The song “Radio” by The Lowtones conveys a message about adversity, sadness, and contemplative states through its sharp lyrics and powerful instrumentals. It has a flawless flow and will appeal to listeners even if they are not fans of post-punk or similar genres, and is a powerful and immersive listen.
The Lowtones were formed in Norwich in February 2020, just as the globe went into lockdown, and consist of vocalist Oliver Mavilio, guitarists Jack Abbott and Tim Cary, and drummer George Abbott. They gained traction last year after performing in New York and a sold-out show on BBC Introducing stage at Wildpaths Festival in their native Norwich. Oliver Mavilio went to high school with the Jack Abbott and George Abbott brothers; George Abbott and Tim Cary met while playing football. Over the years, they all played in groups together, mostly for pleasure. Oliver Mavilio studied in Brighton and returned to Norfolk at the beginning of 2020. When he contacted Jack Abbott and George Abbott about resuming their musical collaboration, George knew Tim Cary and enlisted his help.
The band performed at the Chelsea Music Hall in New York in May 2022, and several singles from their debut EP, “Front Row Empty,” have been played on BBC Introducing East Anglia radio. The Lowtones have produced incredibly enjoyable music that manipulates the listener’s emotions. The music features contrasts, with depressing lyrics set against upbeat sounds and rhythms throughout. The band recorded four new songs at North Norfolk’s Brass Monkey Studio, and Tom Joy recorded, mixed, and produced all of the music.
“Radio,” a tremendously deep and immersive listen, channels the same dark and haunting approach to post-punk sound as Interpol and Editors. With powerful and driven hooks, a soaring atmosphere, and some incredibly impassioned vocals woven throughout, they hope to kick off their 2023 with one of their most gripping releases to date. From the first chords of “Radio,” there’s this larger-than-life sound that the band has been able to create, bringing a true edge to their approach that I haven’t heard before.

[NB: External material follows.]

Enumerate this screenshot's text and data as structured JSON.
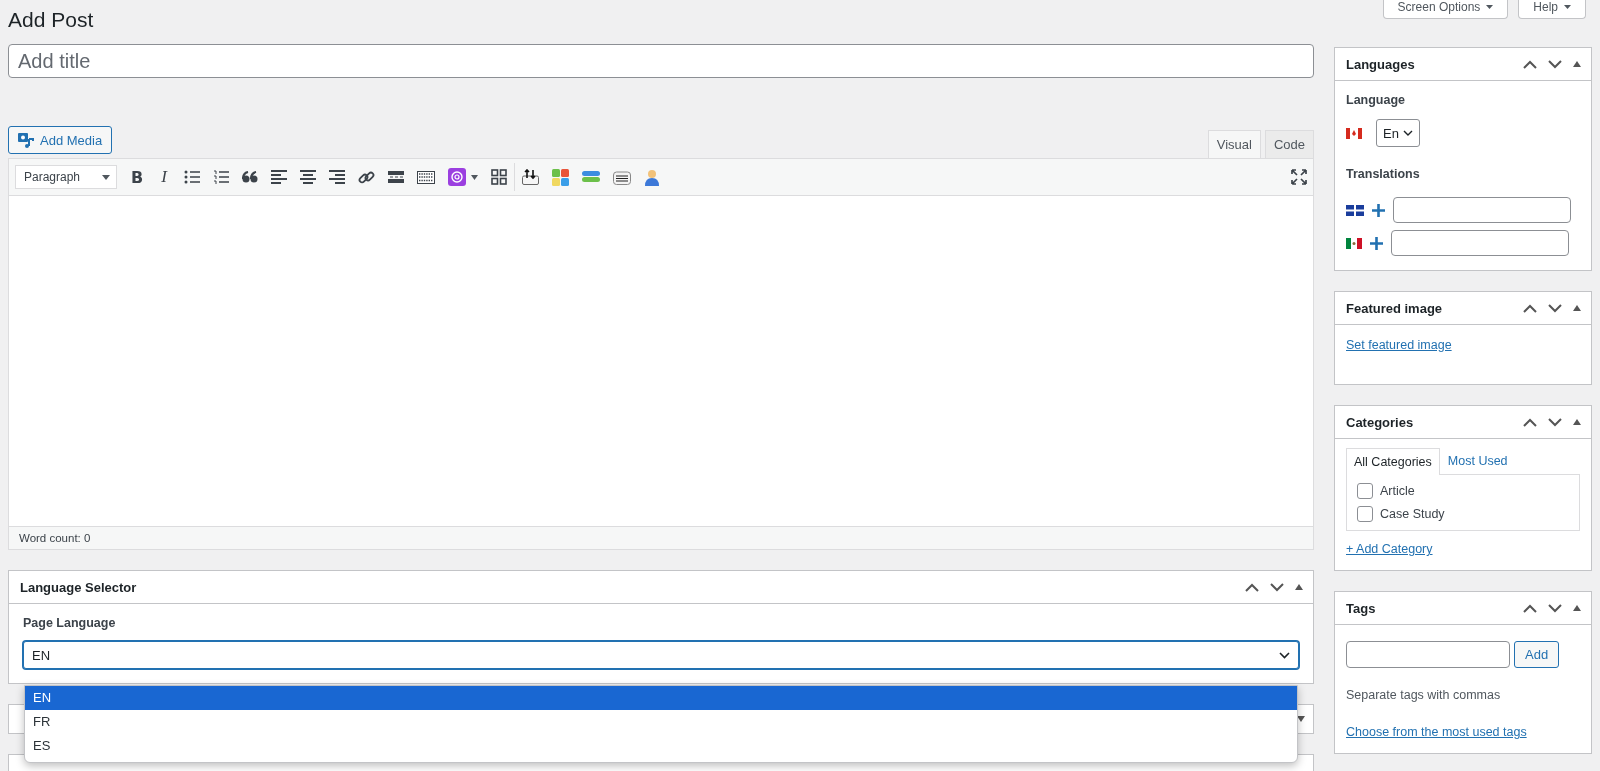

While the vocals are undoubtedly important to the anthemic atmosphere of this track, it should also be noted that the production and mixing are flawless and the guitar tones are enormous, but for bass fans like us, you’re quickly hooked into the spinning riffs that are downright captivating. It’s been long since something like this sounded so natural on first listen, but this is the sound of a band coming into their own and developing a signature sound.
Lyrically, the song is a touch sharp, as one could anticipate from their prior work. They talk about adversity, sadness, and other contemplative states. Furthermore, “Radio” has an upgraded, refined sound that adheres to all current trends in music creation; all of the vocal harmonies, back vocals, catchy themes, melodies, harmonies, basslines, and drums are audible. Everything sounds fantastic, and you’ll have no trouble picking out even the smallest details in this music. I love how the main theme pairs with all the chord progressions and riffs, and how the bass guitar adds even more strength to the mix with all the carefully built low-end tones. Nothing will sound as energizing without a superb drumming performance adorned with precisely accented rhythmic sequences and drum fills.
“Radio” blends razor-sharp guitar riffs, pounding bass lines, meaning-filled lyrics, and gut-punching percussion. As a result, “Radio” has a flawless flow that will appeal to your listening apparatus even if you aren’t a fan of the above-mentioned music genres. It’s one of those songs that you have to hear to fully appreciate.
For more information about the Lowtones, click on the links below.